Sometimes a particular watch becomes part of your persona. You remember the time you bought it, the reaction of the people who noticed it, and the joy you experienced when they actually recognized what it represented. Such was the case with my iconic Dali watch. It was an homage to Salvador Dali’s melting watches, and became the watch I wore almost exclusively. I spotted it in a small boutique in Toronto about 25 years ago, and had to have it. The watch cost $35.00, which was totally affordable. People noticed it right away, and I was tickled pink when my one and only granddaughter at the time, whom I accompanied on her first-grade trip, exclaimed to her classmates, “my grandmother has a Dali watch.” They were studying art and saw some of Salvador Dali’s melting watch pictures, and recognized the style.

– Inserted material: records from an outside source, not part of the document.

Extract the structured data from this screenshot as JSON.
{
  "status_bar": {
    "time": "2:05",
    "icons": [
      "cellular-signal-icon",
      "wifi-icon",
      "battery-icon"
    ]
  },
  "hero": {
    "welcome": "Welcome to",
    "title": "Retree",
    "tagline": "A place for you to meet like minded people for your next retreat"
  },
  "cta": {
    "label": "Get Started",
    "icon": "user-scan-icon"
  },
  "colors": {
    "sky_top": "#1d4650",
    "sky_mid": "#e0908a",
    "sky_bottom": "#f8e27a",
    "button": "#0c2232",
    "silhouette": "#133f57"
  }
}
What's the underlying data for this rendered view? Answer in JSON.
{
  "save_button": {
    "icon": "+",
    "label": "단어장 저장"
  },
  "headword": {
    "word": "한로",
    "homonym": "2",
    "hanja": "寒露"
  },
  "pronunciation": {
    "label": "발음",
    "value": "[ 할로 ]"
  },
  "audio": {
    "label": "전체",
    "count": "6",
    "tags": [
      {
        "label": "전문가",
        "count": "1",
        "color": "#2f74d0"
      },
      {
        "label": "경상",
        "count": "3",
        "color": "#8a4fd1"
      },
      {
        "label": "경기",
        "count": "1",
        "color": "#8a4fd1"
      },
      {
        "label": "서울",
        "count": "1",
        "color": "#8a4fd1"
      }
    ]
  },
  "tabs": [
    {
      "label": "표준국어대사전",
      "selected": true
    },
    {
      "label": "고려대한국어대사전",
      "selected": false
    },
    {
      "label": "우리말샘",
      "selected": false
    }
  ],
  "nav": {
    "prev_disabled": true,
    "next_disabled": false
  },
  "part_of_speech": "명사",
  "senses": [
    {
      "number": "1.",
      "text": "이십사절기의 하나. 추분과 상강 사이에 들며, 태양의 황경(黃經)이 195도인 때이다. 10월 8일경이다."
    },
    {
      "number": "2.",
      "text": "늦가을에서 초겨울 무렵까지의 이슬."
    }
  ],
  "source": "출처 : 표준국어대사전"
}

Many years have passed since, and I changed many batteries and watch straps. The current strap was red, getting scuffed, and was ready for another change. Rarely a day went by that someone did not notice the watch on my arm, and even if they did not recognize the origin of the design, they commented on the unusual shape and how it fits my personality. I still cannot believe the carelessness I exhibited a few weeks ago when I used the lockers at the swimming pool where I swim almost daily. The lockers are perfectly safe. I place my belongings in one, lock it, and take the key. I place my valuables on the top shelf, and sometimes some parts of my clothing as well. On that fateful day, I got dressed, and wanted to get home fast, since I had a supervision session. I did not practice mindfulness. I was what is called colloquially “scatterbrained.” No until I was halfway home in the cab did I look for the time, at which point I realized that my watch had stayed behind in the locker. I called the pool, gave them the locker number, and asked them to retrieve it for me to pick up the following day.
That is when the saga began. As soon as I arrived, I approached the workers and they showed me a collection of watches, sunglasses and other odds and ends which were kept in a box under the counter. Needless to say, my watch was not among them. The manager came, and said, “yes, I found the watch, and placed it right here…” then frowned. “Someone may have placed it somewhere else. I will check with all the night staff.” For the next almost two weeks I pestered the staff every time, which was about 4 times a week, and the answer was always the same: “We still haven’t reached everyone.” And then, 2 days ago one of the workers told me “We now know what happened.” I was hoping to see him handing me the watch, but… and here is the story: The night cleaner found the watch on the counter, and looked at it. It looked to her like a distorted watch. As if someone had stepped on it and it lost its normal round shape. It is true that there was a crack on the watch face, which could not be fixed or replaced, but it worked fine. She did not try to find out if it worked, she simply threw it in the trash. By the time everyone was asking about the watch, the trash was long gone and my beloved Dali watch had probably gone through the garbage compactor.
As you can see, one person’s art is another person’s garbage. There is a familiar saying “Art is in the eye of the beholder.” This brings me to reflect on how I and the cultural background I come from see and value art. On the face of it there is perhaps a division based on education between people who recognize and appreciate art in all its forms, and those who do not. But is this true? People who are educated differently from me may also appreciate art, though perhaps not the same art I prefer. Perhaps I would have thrown in the trash some item that is considered art or an item representing an art form which is not familiar to me, but was valued by the owner. Cultural awareness is on everyone’s lips today. We are lectured to be compassionate and aware of cultural sensitivities of “the other,” to beat our chests for the hurts “our” culture inflicted. But the root of the problem as I see it stems from stereotyping people. We do that by race, economic standing, gender, education, profession, and all the other stereotypes which divide people into groups of us and them.
I must confess, as much as I pride myself on being open, curious, and accepting of all people, and willing to feel empathy with their story, the first thought that came to my mind was to doubt the story about trashing the watch and think that perhaps she liked the watch, and pocketed it. The young man must have seen the skepticism on my face and told me he knows the person to be responsible and honest. I am confessing to my embarrassment. My father, who was a great storyteller, told of a believer in a village who left his shoes outside the mosque when he entered it, as it is customary. When he came out after prayers and looked for his shoes, they were gone. In a loud raging voice, he declared: “If my shoes are not returned, I will do what my father did!” A poor man brought back the shoes and inquired, “please tell me what did your father do?” “He went home barefoot,” said the believer.
That is exactly the way I am going home – watch-less. Perhaps this experience will finally teach me the lesson of being permanently attentive and mindful, rather that forgetful and distracted. It is especially important when I perform simple, familiar, and routine tasks.
PS – I found a whole line of Dali watches for sale online. Maybe I will splurge and buy one, even if it is not exactly like the one I had and sells for 10 times the amount I originally spent. This is my birthday present for myself, and I’d better watch out…